TASK ITEM: Only an exact, complete copy of the listing will serve as the answer.
____________
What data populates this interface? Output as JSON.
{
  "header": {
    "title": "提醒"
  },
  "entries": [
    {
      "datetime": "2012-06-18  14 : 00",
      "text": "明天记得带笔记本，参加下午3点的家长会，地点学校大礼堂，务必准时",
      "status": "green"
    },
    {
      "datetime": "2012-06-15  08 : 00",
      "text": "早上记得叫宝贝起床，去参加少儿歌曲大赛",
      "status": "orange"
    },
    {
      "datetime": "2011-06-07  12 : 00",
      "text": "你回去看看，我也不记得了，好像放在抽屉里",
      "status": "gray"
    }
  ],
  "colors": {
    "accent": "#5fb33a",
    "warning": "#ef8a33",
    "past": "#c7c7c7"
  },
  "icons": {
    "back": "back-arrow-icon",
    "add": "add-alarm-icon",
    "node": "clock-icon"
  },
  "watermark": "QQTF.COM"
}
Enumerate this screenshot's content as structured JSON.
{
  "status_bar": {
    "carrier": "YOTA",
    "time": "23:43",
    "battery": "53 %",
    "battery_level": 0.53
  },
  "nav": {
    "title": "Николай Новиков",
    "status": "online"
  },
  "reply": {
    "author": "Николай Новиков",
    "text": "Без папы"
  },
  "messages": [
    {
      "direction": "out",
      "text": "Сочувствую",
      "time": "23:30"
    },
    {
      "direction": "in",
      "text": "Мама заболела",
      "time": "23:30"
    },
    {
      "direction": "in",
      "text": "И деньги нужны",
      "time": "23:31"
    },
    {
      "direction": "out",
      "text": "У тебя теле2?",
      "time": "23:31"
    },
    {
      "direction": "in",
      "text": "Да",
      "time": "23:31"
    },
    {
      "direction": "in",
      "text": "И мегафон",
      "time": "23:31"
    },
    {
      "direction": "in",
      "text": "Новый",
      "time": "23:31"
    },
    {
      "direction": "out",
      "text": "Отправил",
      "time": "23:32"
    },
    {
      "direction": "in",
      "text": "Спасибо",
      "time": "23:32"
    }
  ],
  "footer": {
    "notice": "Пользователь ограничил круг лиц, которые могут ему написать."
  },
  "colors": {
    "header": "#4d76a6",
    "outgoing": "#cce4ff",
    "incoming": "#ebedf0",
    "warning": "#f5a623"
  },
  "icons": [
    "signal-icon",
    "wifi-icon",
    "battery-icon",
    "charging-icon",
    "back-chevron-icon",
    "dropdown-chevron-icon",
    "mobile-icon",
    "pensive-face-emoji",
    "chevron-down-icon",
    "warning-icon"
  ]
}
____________
YOUR RESPONSE:
What data populates this interface? Output as JSON.
{
  "header": {
    "title": "提醒"
  },
  "entries": [
    {
      "datetime": "2012-06-18  14 : 00",
      "text": "明天记得带笔记本，参加下午3点的家长会，地点学校大礼堂，务必准时",
      "status": "green"
    },
    {
      "datetime": "2012-06-15  08 : 00",
      "text": "早上记得叫宝贝起床，去参加少儿歌曲大赛",
      "status": "orange"
    },
    {
      "datetime": "2011-06-07  12 : 00",
      "text": "你回去看看，我也不记得了，好像放在抽屉里",
      "status": "gray"
    }
  ],
  "colors": {
    "accent": "#5fb33a",
    "warning": "#ef8a33",
    "past": "#c7c7c7"
  },
  "icons": {
    "back": "back-arrow-icon",
    "add": "add-alarm-icon",
    "node": "clock-icon"
  },
  "watermark": "QQTF.COM"
}
Enumerate this screenshot's content as structured JSON.
{
  "status_bar": {
    "carrier": "YOTA",
    "time": "23:43",
    "battery": "53 %",
    "battery_level": 0.53
  },
  "nav": {
    "title": "Николай Новиков",
    "status": "online"
  },
  "reply": {
    "author": "Николай Новиков",
    "text": "Без папы"
  },
  "messages": [
    {
      "direction": "out",
      "text": "Сочувствую",
      "time": "23:30"
    },
    {
      "direction": "in",
      "text": "Мама заболела",
      "time": "23:30"
    },
    {
      "direction": "in",
      "text": "И деньги нужны",
      "time": "23:31"
    },
    {
      "direction": "out",
      "text": "У тебя теле2?",
      "time": "23:31"
    },
    {
      "direction": "in",
      "text": "Да",
      "time": "23:31"
    },
    {
      "direction": "in",
      "text": "И мегафон",
      "time": "23:31"
    },
    {
      "direction": "in",
      "text": "Новый",
      "time": "23:31"
    },
    {
      "direction": "out",
      "text": "Отправил",
      "time": "23:32"
    },
    {
      "direction": "in",
      "text": "Спасибо",
      "time": "23:32"
    }
  ],
  "footer": {
    "notice": "Пользователь ограничил круг лиц, которые могут ему написать."
  },
  "colors": {
    "header": "#4d76a6",
    "outgoing": "#cce4ff",
    "incoming": "#ebedf0",
    "warning": "#f5a623"
  },
  "icons": [
    "signal-icon",
    "wifi-icon",
    "battery-icon",
    "charging-icon",
    "back-chevron-icon",
    "dropdown-chevron-icon",
    "mobile-icon",
    "pensive-face-emoji",
    "chevron-down-icon",
    "warning-icon"
  ]
}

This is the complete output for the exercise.